Minimum wage increases. While the federal minimum wage has remained $7.25/hour since 2009, 29 states have or will have minimum wage rates higher than that. Twenty states (Alaska, Arizona, Arkansas, California, Colorado, Delaware, Florida, Maine, Maryland, Massachusetts, Minnesota, Missouri, Montana, New Jersey, New York, Ohio, Rhode Island, South Dakota, Vermont and Washington) and the District of Columbia will increase the minimum wage rates this year. Many cities and counties have also implemented higher minimum wage rates, so the highest rate would apply.
Predictive scheduling. Laws focused on employers in retail, food service and hospitality industries have recently gone into effect in Oregon and several cities and are in the legislative forecast in at least 12 other states. These predictive scheduling laws require advanced notice when posting a schedule (ranging from 48 hours to two weeks depending on state law) and restrict or ban employers from scheduling on-call shifts and adding pay incentives for these shifts.
Salary history. In the effort to create more gender equality for wages, three states (California, Connecticut and Hawaii) are joining six others in enacting laws preventing employers from asking about an applicant’s previous compensation history. Addressing some forms of compensation such as benefits and bonuses, as well as how to handle if an applicant offers the information varies based on specific state law.
Sexual harassment prevention training. Several states have recently passed laws creating or revising the requirements for sexual harassment prevention training to be conducted regularly, usually annually. Among states that recently enacted new or changed requirements are California, Delaware and New York.
Earned sick time. Recent laws in Michigan, Minnesota, New Jersey and Texas implemented or expanded the requirement for providing sick time to employees but vary as to whether the mandated sick leave is paid or unpaid. Other states (Arizona, California, Connecticut, Massachusetts, Maryland, Oregon and Vermont) as well as some cities and counties already have a mandatory sick time law with differences as to how much time is allowed and the reasons for taking the time.
Legalized marijuana. While some states (Michigan, Montana and Utah) passed laws legalizing medicinal and/or recreational use, the impact extends into the workplace as it may change how employees react to a positive employment drug test. None of these laws change employers’ ability to prohibit employees from being under the influence at work as with alcohol or other prescribed drugs.

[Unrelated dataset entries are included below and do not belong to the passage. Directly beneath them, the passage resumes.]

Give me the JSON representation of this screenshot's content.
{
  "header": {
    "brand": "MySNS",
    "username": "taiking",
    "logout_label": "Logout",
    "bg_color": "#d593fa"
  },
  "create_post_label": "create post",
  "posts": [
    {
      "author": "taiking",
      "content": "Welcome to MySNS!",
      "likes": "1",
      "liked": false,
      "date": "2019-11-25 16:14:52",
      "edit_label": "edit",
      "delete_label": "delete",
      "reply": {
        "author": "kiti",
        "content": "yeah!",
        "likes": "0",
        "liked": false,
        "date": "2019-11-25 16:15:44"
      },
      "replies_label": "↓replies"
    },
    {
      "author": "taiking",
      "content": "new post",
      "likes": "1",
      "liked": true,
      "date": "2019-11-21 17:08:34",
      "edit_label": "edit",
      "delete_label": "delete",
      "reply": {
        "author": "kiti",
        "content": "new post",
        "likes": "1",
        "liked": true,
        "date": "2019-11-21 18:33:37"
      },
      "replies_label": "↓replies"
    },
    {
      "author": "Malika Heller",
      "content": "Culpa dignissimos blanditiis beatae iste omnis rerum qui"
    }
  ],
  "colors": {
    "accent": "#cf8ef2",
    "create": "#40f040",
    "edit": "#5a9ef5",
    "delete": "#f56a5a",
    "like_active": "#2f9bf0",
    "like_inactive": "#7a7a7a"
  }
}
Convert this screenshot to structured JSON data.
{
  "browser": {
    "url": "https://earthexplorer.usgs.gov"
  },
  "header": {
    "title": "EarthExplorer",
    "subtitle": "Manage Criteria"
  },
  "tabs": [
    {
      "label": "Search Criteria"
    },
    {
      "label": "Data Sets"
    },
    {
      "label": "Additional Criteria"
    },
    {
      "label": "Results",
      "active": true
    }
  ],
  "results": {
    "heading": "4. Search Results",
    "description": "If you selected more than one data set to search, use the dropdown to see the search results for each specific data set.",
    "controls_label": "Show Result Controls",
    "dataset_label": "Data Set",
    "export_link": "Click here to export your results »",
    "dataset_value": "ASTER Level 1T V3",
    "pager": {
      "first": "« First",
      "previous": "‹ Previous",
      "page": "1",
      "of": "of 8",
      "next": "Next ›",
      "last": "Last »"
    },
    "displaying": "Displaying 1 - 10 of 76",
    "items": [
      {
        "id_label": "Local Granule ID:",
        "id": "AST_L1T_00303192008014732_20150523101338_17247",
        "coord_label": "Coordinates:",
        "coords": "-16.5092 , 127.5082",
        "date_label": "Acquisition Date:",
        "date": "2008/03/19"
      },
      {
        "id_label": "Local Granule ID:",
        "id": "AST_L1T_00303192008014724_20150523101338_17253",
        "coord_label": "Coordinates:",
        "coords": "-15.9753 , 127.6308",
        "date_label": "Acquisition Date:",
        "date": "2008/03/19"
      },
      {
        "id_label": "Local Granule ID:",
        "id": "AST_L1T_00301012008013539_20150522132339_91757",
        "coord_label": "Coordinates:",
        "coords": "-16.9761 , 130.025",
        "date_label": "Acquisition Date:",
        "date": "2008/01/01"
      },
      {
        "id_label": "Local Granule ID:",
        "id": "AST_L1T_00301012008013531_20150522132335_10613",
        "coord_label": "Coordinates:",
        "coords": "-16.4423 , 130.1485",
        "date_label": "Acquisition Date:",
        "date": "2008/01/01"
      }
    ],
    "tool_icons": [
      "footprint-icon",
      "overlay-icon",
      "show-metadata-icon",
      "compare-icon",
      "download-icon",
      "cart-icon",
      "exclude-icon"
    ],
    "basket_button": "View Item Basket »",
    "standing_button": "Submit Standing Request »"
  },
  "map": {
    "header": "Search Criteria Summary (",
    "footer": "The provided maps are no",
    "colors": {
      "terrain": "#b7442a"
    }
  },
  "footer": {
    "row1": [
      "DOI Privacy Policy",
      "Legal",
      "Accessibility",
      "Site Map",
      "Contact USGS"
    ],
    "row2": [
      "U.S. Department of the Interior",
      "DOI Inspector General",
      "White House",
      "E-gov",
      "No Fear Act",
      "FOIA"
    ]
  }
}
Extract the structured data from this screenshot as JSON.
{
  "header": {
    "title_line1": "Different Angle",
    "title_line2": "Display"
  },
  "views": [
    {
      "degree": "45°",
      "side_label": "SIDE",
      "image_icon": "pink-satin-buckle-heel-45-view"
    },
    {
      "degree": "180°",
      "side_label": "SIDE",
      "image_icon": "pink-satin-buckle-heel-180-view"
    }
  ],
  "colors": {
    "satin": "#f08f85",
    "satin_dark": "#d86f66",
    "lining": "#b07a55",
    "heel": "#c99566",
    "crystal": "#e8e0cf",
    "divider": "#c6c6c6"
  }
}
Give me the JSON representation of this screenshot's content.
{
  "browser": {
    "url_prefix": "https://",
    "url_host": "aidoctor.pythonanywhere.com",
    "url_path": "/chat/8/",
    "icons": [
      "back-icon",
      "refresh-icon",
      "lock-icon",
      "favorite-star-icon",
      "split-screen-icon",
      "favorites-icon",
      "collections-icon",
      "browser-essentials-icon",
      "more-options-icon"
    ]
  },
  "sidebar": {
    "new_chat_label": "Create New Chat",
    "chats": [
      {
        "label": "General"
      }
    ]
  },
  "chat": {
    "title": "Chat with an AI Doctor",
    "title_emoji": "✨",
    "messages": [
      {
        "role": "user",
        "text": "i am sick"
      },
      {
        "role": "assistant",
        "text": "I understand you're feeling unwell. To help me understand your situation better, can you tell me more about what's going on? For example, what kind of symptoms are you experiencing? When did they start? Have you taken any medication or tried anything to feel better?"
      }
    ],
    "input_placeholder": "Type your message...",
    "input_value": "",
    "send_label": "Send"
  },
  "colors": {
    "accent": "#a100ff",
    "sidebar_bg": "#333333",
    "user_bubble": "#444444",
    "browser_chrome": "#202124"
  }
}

Paige McAllister, SPHR, is a contributor for Affinity HR Group, Inc., PPAI’s affiliated human resources partner. Affinity HR Group specializes in providing human resources assistance to associations such as PPAI and their member companies. www.affinityHRgroup.com